- Weak criminal sanctions against offenders.
- Ideology of patriarchal prerogatives for fathers
- Erosion of social networks.
- Mr Angus Stewart SC: This model would certainly raise for you some flashing lights about the social/cultural environment of the Jehovah’s Witness Church insofar as child sexual abuse is concerned, wouldn’t it?
- Doctor Applewhite: Tell me what you mean by “flashing lights.”
- Stewart: These factors come together really in a perfect storm for the Jehovah’s Witnesses in the risk of child sexual abuse occurring there.
- Applewhite: I think I would have to look at this more carefully to be able to say that. I just would have to look more carefully.
Doctor Applewhite might not be certain on this point, but it is clear from the above statements by Mr Stewart that, in spite of evidence submitted by Watchtower and the testimony of elders (or perhaps because of it), the Commission is presently of the opinion that this is the case, demonstrating the grave nature of the trouble that Watchtower Australia finds itself in.
As the day came to a close, with the credibility of Doctor Applewhite under serious doubt and her evidence officially ruled to be so flawed that it was inadmissible, and her client looking worse than ever, Justice Peter McClellan presented Applewhite with the chilling logical consequences of the practices employed by the cult she had been hired to defend.
- Justice Peter McClellan: Just to finish the discussion you and I had previously, doctor, if a woman brings an allegation that she has been sexually assaulted by a member of the Jehovah’s Witness, and she does so because of her strong adherence to the tenets of the church, and believes that she has to report, but she doesn’t want to go to the authorities, she doesn’t want to be involved in a criminal trial, and there is no other witness, and the alleged abuser doesn’t confess, but those listening to her story don’t have any doubt that she is telling the truth, but they can’t take any action because there is only her evidence, what happens, then, within the church? I assume – well, you tell me, does the abuser then stay with all of his rights intact and the woman would be required to, if she wished to remain part of the Jehovah’s Witnesses, interact with him in that environment? Is that what happens?
- Doctor Applewhite: In addition to some other warnings or things of that nature, I would think that that would be what would happen.
- Justice McClellan: It is not a very good place to end up, is it?
- Doctor Applewhite: It isn’t.

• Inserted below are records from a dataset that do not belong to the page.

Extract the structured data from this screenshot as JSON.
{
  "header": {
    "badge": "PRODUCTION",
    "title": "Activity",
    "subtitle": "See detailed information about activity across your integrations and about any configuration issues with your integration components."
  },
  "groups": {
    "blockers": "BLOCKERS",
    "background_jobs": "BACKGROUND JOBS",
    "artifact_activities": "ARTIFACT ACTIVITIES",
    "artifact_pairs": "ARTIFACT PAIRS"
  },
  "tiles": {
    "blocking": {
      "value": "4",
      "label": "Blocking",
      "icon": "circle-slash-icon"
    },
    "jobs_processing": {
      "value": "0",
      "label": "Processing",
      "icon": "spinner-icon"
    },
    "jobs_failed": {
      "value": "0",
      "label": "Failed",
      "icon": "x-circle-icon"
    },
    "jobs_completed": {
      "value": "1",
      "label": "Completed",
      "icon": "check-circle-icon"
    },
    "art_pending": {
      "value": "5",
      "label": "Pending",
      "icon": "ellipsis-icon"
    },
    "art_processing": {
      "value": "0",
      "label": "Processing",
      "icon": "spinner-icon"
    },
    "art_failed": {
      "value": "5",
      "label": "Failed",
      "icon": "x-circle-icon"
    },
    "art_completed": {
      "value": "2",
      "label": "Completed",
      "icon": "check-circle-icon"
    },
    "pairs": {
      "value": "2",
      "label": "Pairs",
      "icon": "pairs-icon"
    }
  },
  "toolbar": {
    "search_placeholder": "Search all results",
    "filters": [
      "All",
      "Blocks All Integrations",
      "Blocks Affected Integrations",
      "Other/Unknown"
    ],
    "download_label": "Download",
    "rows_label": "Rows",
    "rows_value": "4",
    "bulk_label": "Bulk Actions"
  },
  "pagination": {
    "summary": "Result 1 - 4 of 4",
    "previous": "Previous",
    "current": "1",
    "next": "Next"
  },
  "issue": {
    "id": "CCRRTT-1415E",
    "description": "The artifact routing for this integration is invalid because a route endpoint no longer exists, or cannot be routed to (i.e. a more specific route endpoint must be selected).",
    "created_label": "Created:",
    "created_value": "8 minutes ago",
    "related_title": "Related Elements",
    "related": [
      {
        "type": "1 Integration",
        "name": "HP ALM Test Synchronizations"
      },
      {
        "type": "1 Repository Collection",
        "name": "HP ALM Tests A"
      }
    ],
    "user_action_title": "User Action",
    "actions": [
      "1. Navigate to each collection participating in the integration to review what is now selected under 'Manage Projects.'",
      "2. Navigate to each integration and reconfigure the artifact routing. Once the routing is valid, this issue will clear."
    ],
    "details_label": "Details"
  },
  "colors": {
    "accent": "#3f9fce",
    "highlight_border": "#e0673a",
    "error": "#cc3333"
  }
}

In some respects one can feel a degree of sympathy for Doctor Applewhite. She is not the first otherwise intelligent and rational person to have been suckered by manipulative cult propaganda. On the other hand, as an academic working in a field such as child protection, where the stakes are so high and the human consequences for error so appalling, she clearly should have demonstrated the kind of professional diligence and spirit of critical inquiry shown by the Royal Commission. She failed, and instead ended up being an apologist for a cult that has hidden 1006 alleged child molesters from the law in Australia alone.
At least now she finally seems to be aware of it.
The day ended with Watchtower’s lawyer inviting Doctor Applegate to re-submit her report. But despite her expressed willingness to help the Commission, from the expression on her face and the tone of her closing remarks, one wonders if we have seen her final appearance in defense of Watchtower.
- Daily Mail report
- 9News report
- Sydney Morning Herald report
- Updated list of media reports on the Royal Commission
- Download page for exhibits from the Royal Commission
- Australian Royal Commission hears that 1,006 alleged child sex abusers were covered up by Watchtower
- Elders shamed under questioning by the Royal Commission
- JWsurvey articles on child abuse
Watch a playlist of the Royal Commission…